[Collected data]
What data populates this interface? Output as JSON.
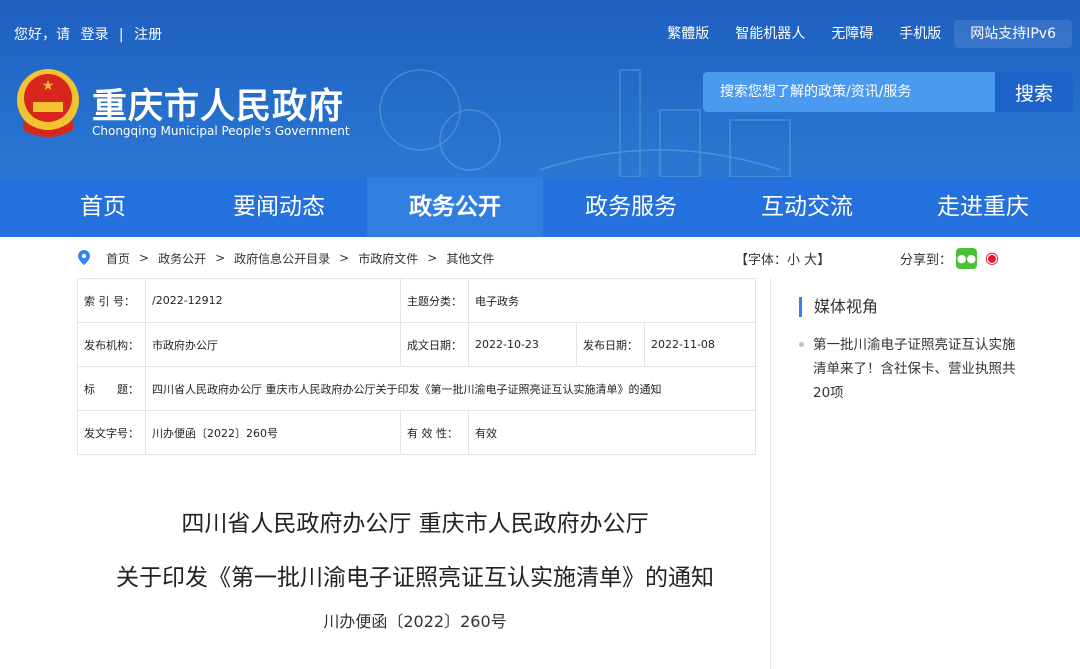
{
  "top": {
    "greeting": "您好，请",
    "login": "登录",
    "sep": "|",
    "register": "注册",
    "links": [
      "繁體版",
      "智能机器人",
      "无障碍",
      "手机版"
    ],
    "ipv6": "网站支持IPv6"
  },
  "site": {
    "title": "重庆市人民政府",
    "subtitle": "Chongqing Municipal People's Government"
  },
  "search": {
    "placeholder": "搜索您想了解的政策/资讯/服务",
    "button": "搜索"
  },
  "nav": [
    "首页",
    "要闻动态",
    "政务公开",
    "政务服务",
    "互动交流",
    "走进重庆"
  ],
  "breadcrumb": [
    "首页",
    "政务公开",
    "政府信息公开目录",
    "市政府文件",
    "其他文件"
  ],
  "font_size": {
    "label": "【字体：",
    "small": "小",
    "large": "大",
    "end": "】"
  },
  "share": {
    "label": "分享到："
  },
  "meta": {
    "index_label": "索 引 号：",
    "index": "/2022-12912",
    "topic_label": "主题分类：",
    "topic": "电子政务",
    "org_label": "发布机构：",
    "org": "市政府办公厅",
    "written_label": "成文日期：",
    "written": "2022-10-23",
    "pub_label": "发布日期：",
    "pub": "2022-11-08",
    "title_label": "标　　题：",
    "title": "四川省人民政府办公厅 重庆市人民政府办公厅关于印发《第一批川渝电子证照亮证互认实施清单》的通知",
    "docno_label": "发文字号：",
    "docno": "川办便函〔2022〕260号",
    "valid_label": "有 效 性：",
    "valid": "有效"
  },
  "doc": {
    "line1": "四川省人民政府办公厅  重庆市人民政府办公厅",
    "line2": "关于印发《第一批川渝电子证照亮证互认实施清单》的通知",
    "number": "川办便函〔2022〕260号"
  },
  "sidebar": {
    "heading": "媒体视角",
    "items": [
      "第一批川渝电子证照亮证互认实施清单来了！含社保卡、营业执照共20项"
    ]
  }
}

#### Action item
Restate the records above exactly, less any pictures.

#### Output of the task
What data populates this interface? Output as JSON.
{
  "top": {
    "greeting": "您好，请",
    "login": "登录",
    "sep": "|",
    "register": "注册",
    "links": [
      "繁體版",
      "智能机器人",
      "无障碍",
      "手机版"
    ],
    "ipv6": "网站支持IPv6"
  },
  "site": {
    "title": "重庆市人民政府",
    "subtitle": "Chongqing Municipal People's Government"
  },
  "search": {
    "placeholder": "搜索您想了解的政策/资讯/服务",
    "button": "搜索"
  },
  "nav": [
    "首页",
    "要闻动态",
    "政务公开",
    "政务服务",
    "互动交流",
    "走进重庆"
  ],
  "breadcrumb": [
    "首页",
    "政务公开",
    "政府信息公开目录",
    "市政府文件",
    "其他文件"
  ],
  "font_size": {
    "label": "【字体：",
    "small": "小",
    "large": "大",
    "end": "】"
  },
  "share": {
    "label": "分享到："
  },
  "meta": {
    "index_label": "索 引 号：",
    "index": "/2022-12912",
    "topic_label": "主题分类：",
    "topic": "电子政务",
    "org_label": "发布机构：",
    "org": "市政府办公厅",
    "written_label": "成文日期：",
    "written": "2022-10-23",
    "pub_label": "发布日期：",
    "pub": "2022-11-08",
    "title_label": "标　　题：",
    "title": "四川省人民政府办公厅 重庆市人民政府办公厅关于印发《第一批川渝电子证照亮证互认实施清单》的通知",
    "docno_label": "发文字号：",
    "docno": "川办便函〔2022〕260号",
    "valid_label": "有 效 性：",
    "valid": "有效"
  },
  "doc": {
    "line1": "四川省人民政府办公厅  重庆市人民政府办公厅",
    "line2": "关于印发《第一批川渝电子证照亮证互认实施清单》的通知",
    "number": "川办便函〔2022〕260号"
  },
  "sidebar": {
    "heading": "媒体视角",
    "items": [
      "第一批川渝电子证照亮证互认实施清单来了！含社保卡、营业执照共20项"
    ]
  }
}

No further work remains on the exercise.